=== Activity ===
From the entries, return every line where the string "Amulet" shows up.

(Information given begins)

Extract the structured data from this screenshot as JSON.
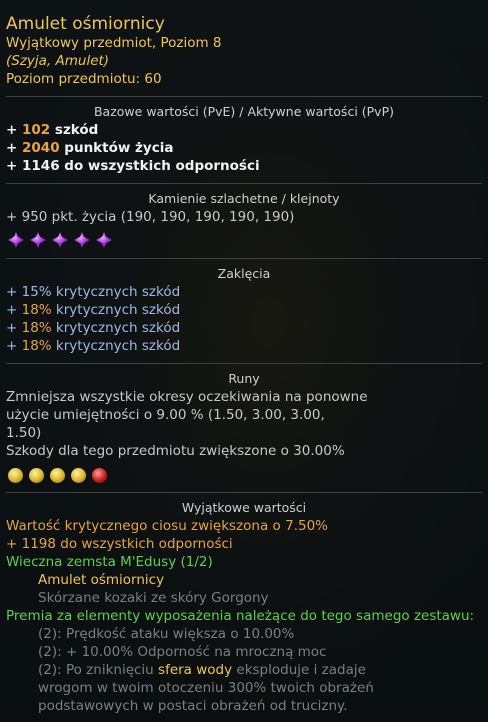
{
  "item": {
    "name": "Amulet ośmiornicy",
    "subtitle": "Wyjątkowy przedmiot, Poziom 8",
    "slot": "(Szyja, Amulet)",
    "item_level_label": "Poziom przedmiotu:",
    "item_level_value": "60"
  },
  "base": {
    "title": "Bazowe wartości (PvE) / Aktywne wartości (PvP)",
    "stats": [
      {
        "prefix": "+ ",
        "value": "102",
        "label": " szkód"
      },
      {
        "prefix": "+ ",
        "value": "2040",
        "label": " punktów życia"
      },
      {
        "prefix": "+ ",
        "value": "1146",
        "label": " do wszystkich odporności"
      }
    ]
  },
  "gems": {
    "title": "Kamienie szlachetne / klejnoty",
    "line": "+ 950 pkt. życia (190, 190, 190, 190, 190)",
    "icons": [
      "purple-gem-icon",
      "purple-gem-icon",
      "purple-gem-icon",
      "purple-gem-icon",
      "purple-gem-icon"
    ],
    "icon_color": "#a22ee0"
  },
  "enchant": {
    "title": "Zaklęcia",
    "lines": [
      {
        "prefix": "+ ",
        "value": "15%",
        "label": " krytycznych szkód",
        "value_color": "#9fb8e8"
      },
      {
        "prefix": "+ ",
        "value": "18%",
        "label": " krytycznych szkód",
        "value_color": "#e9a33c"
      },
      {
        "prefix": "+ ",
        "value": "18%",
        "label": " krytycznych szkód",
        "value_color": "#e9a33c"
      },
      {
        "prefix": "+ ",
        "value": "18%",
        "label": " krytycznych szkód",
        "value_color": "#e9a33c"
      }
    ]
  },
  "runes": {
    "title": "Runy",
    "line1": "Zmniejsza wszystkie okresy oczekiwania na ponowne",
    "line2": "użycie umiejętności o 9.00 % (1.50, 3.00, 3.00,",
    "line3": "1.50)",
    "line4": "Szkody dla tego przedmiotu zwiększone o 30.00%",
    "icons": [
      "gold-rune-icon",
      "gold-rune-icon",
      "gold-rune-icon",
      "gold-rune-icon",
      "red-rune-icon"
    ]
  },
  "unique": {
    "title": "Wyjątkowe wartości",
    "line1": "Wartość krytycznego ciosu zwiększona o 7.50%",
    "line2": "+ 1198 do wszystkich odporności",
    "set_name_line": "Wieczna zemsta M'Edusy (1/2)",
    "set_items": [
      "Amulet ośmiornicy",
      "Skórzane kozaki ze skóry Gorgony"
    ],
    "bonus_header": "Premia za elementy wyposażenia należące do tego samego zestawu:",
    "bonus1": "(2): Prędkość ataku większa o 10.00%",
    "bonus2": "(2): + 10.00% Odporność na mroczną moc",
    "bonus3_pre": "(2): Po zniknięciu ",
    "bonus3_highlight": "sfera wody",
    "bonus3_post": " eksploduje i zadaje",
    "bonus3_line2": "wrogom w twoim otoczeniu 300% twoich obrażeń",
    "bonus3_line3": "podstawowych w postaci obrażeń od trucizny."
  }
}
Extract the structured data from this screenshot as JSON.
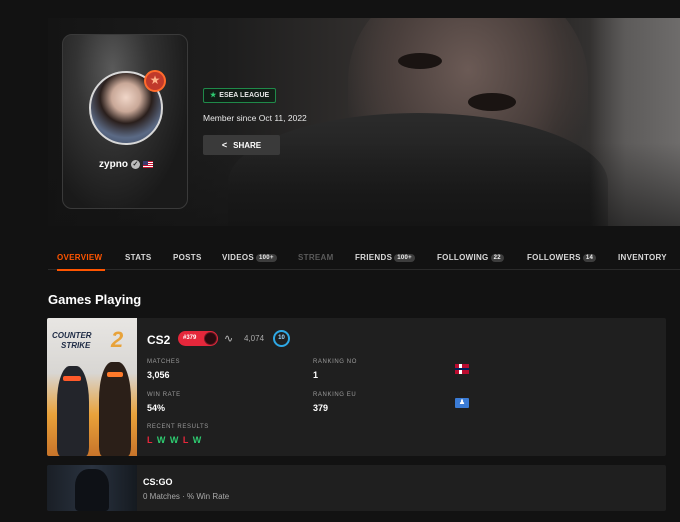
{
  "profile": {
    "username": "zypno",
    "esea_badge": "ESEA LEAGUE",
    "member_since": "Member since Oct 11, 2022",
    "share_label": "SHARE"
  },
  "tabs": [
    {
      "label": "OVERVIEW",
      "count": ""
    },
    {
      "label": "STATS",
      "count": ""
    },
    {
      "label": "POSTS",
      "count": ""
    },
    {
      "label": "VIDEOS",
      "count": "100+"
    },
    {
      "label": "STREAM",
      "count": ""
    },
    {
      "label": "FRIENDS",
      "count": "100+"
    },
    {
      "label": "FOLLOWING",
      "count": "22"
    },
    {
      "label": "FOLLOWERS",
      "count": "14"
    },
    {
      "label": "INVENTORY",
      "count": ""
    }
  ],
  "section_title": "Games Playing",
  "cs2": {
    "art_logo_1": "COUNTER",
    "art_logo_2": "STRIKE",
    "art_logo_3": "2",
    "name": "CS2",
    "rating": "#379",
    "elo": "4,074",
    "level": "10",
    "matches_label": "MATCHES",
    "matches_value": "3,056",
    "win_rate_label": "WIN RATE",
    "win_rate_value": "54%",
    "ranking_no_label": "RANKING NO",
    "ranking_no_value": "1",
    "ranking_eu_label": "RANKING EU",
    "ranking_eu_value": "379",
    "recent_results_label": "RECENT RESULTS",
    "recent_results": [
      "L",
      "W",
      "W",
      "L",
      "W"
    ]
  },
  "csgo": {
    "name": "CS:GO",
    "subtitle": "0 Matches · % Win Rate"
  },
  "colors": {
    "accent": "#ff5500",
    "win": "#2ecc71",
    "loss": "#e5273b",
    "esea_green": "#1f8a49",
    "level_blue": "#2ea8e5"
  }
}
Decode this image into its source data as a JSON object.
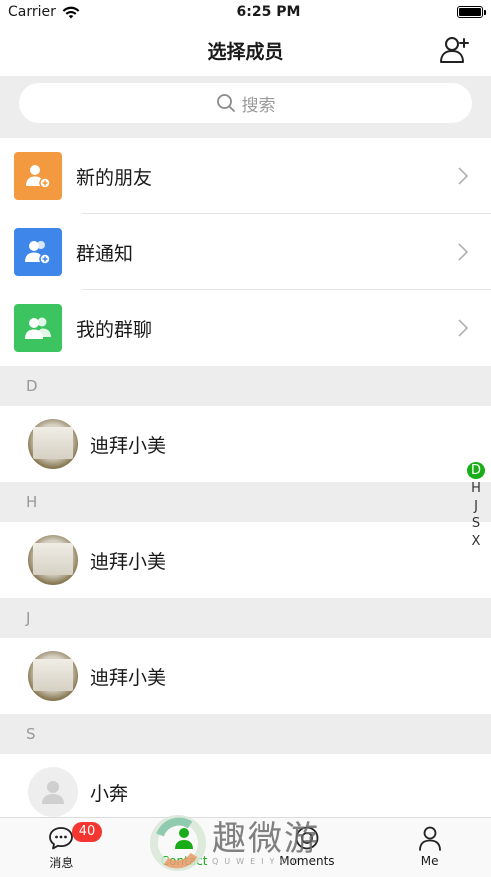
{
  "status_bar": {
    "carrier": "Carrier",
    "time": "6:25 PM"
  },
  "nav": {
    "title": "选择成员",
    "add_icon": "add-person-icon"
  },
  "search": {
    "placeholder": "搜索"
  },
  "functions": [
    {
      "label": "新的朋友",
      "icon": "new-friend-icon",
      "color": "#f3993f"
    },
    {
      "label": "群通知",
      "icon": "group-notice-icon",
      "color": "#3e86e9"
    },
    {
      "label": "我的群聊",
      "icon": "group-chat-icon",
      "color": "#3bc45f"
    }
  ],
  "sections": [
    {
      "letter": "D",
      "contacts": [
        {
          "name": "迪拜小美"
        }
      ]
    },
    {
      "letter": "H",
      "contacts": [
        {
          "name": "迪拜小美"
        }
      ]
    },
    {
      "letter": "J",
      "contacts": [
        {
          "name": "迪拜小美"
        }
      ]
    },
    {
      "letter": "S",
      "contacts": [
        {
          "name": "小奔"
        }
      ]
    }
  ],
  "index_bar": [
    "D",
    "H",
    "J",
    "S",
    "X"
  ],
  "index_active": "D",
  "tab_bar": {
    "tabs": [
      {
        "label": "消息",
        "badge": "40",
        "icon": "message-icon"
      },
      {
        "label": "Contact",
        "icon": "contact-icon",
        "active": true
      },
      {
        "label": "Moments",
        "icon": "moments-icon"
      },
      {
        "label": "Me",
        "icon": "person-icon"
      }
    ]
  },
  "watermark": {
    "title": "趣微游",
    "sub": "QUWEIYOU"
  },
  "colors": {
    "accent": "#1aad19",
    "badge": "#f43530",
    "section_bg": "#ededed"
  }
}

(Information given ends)
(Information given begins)

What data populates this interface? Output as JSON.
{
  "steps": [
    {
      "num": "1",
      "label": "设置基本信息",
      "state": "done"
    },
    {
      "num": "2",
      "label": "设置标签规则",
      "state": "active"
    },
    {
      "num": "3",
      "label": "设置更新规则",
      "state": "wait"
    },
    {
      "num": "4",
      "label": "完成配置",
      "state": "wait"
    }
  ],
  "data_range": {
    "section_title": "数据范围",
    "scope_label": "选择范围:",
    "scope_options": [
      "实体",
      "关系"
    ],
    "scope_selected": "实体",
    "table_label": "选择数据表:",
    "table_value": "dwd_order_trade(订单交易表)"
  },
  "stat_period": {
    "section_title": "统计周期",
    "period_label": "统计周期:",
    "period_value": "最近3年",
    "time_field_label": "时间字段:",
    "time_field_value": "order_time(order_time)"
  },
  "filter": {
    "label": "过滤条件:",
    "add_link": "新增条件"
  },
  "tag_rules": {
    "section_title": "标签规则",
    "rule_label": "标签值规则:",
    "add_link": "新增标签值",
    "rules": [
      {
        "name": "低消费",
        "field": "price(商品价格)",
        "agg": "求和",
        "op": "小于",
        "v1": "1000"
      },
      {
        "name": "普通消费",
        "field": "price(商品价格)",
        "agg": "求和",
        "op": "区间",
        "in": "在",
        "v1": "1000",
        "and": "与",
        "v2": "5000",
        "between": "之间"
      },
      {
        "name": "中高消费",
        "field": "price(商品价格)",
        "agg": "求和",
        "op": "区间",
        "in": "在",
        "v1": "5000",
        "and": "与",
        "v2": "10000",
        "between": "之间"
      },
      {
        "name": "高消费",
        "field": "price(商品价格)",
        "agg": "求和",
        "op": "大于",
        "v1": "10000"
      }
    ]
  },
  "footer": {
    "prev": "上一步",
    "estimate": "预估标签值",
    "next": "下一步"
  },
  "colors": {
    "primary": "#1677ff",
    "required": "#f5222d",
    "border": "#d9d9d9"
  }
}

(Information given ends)

=== Exercise solution ===
    "name": "Amulet ośmiornicy",
    "slot": "(Szyja, Amulet)",
      "Amulet ośmiornicy",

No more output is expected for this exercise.